March 31, 2020
Working from home (WFH) was once something that was a small possibility for some of us, maybe someday; but right now it’s the standard operating procedure for APH and for many others. With so many people working from home, it’s even more important to ensure that your content is accessible. We’ve put together some tips and resources from our internal Accessibility Hub!
Include Everyone in Your Meetings
Meetings … they must continue virtually, so make sure everyone can attend your meeting no matter what device they use. Unfortunately, several of the most popular conferencing tools have major accessibility problems.
To make sure that our virtual meetings are accessible, we’re using two different tools. For large meetings or meetings involving people from different departments, we use the Zoom Conferencing Platform for several reasons. It’s fully accessible with adaptive technology and is relatively simple to use overall. With Zoom, it’s easy to create or join a meeting, chat, share screens or ask questions. You can use the app for Windows, MacOS, iOS, Android, or the browser extensions for the most popular browsers.
For smaller groups, we also use Microsoft Teams. Teams is part of Office 365 and offers apps for MacOS, iOS, Windows, Linux, and Android. Teams is useful for making calls, sending short messages, document collaboration, and online meetings. You can create “teams” of people to interact with as a group or you can work one-on-one. You can set meetings through the app or through Outlook.
My personal experience has been almost universally good with Zoom while Teams, at times, provides challenges, especially if you have to cycle through lots of messages and documents from varying teams. Nevertheless, it’s a multifaceted tool that may solve some of your virtual meeting needs. Screen reader users also may benefit from this webinar from Vispero about JAWS and Microsoft Teams.
OK, so you’ve got the meetings part taken care of, but what about the documents you share during these meetings—are they accessible?
Let’s start with one of the more difficult document types to make accessible, namely, PowerPoint documents. In our Accessibility Hub, we provide a list of guidelines for vendors and people making presentations for APH. On this page, we include a unique PowerPoint template that was created to enhance the overall accessibility of PowerPoint documents created with it. You can use this as a template to create accessible PowerPoints of your own.

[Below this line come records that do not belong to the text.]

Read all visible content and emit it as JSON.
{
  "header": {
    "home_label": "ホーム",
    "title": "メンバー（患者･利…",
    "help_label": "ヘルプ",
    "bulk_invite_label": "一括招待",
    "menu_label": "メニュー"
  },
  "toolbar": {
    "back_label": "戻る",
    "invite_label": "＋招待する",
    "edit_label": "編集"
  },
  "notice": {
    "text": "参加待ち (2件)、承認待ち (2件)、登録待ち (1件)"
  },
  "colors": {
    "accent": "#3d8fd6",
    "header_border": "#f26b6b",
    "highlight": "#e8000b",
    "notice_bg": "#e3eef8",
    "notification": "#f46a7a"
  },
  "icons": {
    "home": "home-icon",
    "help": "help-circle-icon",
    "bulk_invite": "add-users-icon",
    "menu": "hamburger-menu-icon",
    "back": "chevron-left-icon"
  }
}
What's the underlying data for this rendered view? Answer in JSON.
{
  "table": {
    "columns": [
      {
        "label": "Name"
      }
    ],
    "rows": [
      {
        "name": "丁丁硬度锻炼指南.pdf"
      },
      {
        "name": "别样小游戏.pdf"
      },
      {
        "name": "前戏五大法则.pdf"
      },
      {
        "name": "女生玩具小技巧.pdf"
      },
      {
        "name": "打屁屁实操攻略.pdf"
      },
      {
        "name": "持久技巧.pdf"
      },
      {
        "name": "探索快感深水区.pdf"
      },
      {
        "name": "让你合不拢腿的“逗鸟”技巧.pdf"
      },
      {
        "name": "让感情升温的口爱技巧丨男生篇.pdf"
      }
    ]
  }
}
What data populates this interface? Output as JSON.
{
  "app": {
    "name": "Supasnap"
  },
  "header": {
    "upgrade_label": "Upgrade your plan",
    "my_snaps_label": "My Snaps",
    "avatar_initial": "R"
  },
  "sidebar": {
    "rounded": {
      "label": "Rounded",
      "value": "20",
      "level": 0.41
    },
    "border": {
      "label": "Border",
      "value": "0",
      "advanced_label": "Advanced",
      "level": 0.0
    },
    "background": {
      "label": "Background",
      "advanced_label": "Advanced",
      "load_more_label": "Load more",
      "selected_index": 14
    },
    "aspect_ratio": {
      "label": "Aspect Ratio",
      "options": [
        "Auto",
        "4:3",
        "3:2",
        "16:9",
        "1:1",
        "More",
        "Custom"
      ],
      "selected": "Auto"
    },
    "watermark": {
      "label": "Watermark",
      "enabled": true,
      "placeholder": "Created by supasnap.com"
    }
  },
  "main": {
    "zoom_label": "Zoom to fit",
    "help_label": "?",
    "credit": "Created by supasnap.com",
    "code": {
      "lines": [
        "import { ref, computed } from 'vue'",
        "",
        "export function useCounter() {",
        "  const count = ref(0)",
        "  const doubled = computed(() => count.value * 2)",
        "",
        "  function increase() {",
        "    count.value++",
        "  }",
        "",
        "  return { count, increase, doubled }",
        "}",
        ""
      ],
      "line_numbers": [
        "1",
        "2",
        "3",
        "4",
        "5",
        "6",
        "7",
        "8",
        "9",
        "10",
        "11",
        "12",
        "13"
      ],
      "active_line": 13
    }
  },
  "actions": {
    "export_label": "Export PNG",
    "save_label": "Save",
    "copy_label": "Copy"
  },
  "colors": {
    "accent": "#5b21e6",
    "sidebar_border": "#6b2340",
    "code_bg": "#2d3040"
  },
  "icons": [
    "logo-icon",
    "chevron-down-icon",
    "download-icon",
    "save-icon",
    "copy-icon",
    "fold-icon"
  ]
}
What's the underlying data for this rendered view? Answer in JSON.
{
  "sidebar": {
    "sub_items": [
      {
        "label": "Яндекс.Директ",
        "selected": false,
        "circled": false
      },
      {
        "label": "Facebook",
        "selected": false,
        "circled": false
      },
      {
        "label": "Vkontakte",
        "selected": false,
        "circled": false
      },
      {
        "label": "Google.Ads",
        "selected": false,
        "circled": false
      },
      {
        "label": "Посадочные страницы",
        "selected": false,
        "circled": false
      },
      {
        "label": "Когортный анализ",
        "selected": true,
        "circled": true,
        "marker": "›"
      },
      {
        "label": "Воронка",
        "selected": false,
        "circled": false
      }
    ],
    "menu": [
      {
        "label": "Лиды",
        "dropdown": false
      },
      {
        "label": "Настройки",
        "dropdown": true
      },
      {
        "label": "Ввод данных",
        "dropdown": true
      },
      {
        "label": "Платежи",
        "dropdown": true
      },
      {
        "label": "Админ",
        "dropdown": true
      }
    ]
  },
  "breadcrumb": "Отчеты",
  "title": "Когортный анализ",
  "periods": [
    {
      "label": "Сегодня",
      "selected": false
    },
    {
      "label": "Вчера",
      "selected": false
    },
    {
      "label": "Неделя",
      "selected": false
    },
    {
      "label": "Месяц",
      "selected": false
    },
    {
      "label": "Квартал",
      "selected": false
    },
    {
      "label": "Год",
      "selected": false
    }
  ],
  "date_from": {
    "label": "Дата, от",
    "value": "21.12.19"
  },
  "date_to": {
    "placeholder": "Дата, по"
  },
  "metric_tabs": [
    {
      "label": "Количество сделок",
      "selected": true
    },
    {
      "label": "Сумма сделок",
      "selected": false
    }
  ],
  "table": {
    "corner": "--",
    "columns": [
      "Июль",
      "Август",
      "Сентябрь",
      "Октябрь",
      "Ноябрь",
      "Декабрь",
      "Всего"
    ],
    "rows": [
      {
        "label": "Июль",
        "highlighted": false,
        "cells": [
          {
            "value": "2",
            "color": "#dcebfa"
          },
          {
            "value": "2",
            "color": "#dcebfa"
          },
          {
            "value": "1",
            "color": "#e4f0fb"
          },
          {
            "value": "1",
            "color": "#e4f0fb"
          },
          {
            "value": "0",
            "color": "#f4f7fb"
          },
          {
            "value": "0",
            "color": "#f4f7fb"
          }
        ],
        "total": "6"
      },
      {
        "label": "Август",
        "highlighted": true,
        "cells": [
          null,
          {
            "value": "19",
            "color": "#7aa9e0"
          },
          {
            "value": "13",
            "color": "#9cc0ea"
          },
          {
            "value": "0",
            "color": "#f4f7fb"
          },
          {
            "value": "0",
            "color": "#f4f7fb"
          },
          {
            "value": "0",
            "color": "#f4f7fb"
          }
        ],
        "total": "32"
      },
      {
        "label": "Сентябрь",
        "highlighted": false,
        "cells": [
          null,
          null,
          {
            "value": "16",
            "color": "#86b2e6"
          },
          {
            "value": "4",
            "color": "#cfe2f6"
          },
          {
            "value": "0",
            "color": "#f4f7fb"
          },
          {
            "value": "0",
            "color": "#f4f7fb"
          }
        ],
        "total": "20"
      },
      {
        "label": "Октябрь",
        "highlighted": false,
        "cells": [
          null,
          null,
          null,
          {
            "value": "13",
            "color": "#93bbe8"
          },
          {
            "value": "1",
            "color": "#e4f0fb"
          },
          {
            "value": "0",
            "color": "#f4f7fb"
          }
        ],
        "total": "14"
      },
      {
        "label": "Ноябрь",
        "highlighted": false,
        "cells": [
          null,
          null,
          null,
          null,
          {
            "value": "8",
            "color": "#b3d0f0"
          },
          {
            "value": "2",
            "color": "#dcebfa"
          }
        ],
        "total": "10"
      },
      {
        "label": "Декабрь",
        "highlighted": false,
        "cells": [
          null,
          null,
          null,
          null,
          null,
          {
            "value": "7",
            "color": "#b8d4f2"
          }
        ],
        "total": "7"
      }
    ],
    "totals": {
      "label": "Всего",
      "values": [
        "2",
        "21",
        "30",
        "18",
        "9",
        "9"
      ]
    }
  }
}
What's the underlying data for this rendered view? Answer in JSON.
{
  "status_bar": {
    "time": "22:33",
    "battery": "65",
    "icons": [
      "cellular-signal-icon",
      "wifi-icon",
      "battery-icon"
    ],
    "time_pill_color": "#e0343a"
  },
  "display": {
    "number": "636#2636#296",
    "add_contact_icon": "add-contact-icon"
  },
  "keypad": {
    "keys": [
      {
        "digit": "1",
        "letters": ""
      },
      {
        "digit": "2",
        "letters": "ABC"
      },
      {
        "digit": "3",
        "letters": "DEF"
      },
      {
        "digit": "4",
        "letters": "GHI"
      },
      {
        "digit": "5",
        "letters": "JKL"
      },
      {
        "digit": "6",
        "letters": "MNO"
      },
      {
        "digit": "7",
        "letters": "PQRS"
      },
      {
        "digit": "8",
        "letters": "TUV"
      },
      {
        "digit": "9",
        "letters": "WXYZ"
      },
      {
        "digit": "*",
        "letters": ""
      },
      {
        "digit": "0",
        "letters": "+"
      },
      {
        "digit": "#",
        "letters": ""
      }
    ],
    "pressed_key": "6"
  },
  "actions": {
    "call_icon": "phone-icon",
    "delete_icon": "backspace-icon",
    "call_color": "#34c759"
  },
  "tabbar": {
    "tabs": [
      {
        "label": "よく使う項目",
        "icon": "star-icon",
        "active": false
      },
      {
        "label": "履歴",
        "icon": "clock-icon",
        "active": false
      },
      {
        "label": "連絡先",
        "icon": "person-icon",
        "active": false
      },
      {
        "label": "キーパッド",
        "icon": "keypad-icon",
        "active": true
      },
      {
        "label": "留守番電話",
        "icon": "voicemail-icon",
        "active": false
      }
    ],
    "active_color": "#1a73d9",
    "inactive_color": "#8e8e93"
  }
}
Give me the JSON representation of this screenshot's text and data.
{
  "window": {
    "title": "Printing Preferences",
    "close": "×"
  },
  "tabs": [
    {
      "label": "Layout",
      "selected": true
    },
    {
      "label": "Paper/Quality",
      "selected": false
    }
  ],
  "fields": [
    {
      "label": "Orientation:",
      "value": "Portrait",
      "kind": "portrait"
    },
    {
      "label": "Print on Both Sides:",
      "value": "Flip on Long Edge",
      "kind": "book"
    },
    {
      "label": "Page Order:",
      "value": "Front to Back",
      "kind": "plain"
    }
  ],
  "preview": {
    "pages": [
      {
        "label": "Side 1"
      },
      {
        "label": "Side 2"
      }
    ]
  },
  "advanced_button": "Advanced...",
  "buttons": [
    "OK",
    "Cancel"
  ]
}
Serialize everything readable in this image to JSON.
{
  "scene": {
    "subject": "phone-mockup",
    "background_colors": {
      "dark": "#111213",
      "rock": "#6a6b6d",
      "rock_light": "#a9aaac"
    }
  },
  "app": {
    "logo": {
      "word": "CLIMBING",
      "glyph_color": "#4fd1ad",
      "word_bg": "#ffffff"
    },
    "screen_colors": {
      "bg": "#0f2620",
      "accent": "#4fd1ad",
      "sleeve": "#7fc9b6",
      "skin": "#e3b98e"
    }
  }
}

The mention of the word PDF often evokes a long collective sigh and groan from many screen reader users. “Please, not another PDF! Anything, literally anything but that!” But not anymore.
Our Accessibility Hub provides some methods for fixing some PDF files. However, let’s discuss some even more basic things not covered there.
First, please avoid sending PDF documents that are images of text. Images of text do not function as text when using a screen reader. Imagine trying to pay for something with a picture of a $100; would this image pass for payment? Always, without exception, avoid sending images of text and expecting anyone who is blind to read them.
Second, when in doubt, you can convert your document to a Microsoft Word document. While it’s ideal to be proficient in creating accessible PDFs—yes these do exist—sometimes you need something that is accessible and time is short. Try taking the text of the document and putting it into Word. Sure, you may lose formatting, but at least you’ll have a comparable document to provide to someone who is blind.
We have lots more information on accessible file types on our Accessibility Hub, check it out!
And as always, if you have questions about accessibility, you can send them to email@example.com
For more resources please check out our #AtHomeWithAPH resource list for free and accessible activities, tips, webinars, and more from APH, our partners, and the field at large. Have a free and accessible resource you would like us to include? Email us at firstname.lastname@example.org to tell us about it!